__Work task__.
What lines of the listing below contain the word "Default"? Copy each of them out.
*-*-*
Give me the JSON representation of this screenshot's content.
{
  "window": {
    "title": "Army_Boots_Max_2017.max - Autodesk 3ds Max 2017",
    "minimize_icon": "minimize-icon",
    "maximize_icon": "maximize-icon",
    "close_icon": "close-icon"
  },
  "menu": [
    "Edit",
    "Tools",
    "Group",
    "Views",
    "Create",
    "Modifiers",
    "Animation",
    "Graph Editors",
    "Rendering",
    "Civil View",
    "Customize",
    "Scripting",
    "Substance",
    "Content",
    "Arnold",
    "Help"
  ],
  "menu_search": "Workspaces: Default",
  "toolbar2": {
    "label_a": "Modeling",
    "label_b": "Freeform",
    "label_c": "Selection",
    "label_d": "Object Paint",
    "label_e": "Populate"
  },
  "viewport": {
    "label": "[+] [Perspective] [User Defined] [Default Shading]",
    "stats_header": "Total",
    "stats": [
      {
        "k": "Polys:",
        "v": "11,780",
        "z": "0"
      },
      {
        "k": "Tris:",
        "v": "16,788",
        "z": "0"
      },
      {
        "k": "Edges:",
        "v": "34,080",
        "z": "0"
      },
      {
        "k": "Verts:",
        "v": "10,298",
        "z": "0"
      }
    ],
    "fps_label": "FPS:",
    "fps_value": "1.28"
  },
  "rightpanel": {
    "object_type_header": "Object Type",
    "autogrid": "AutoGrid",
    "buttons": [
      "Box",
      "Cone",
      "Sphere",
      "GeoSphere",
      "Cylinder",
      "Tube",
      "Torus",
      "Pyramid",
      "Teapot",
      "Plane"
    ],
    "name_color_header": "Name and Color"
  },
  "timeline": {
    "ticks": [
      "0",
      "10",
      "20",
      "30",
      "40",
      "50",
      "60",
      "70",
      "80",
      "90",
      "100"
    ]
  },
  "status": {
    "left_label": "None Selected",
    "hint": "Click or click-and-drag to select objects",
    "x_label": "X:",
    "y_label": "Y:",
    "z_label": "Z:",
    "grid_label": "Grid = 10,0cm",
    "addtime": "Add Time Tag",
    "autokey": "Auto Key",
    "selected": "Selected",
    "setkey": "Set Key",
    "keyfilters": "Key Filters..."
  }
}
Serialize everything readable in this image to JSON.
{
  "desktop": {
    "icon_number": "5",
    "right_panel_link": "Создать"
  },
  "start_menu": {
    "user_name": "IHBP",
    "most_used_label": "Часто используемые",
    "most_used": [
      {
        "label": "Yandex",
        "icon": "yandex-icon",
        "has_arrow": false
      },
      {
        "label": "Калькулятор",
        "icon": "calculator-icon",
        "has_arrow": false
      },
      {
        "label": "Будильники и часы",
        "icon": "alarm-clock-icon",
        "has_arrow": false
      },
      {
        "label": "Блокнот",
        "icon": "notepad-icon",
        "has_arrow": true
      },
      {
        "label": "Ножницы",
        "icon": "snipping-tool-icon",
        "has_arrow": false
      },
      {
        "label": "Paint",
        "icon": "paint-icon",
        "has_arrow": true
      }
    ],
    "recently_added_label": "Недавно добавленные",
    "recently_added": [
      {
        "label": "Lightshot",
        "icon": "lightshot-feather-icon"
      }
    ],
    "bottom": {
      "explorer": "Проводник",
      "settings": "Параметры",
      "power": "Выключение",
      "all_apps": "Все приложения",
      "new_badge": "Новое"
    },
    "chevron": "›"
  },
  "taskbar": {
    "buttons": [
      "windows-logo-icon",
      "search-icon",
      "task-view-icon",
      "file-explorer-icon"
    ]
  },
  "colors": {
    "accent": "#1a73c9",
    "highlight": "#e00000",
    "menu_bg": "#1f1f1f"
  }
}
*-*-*
__Written response__.
  "menu_search": "Workspaces: Default",
    "label": "[+] [Perspective] [User Defined] [Default Shading]",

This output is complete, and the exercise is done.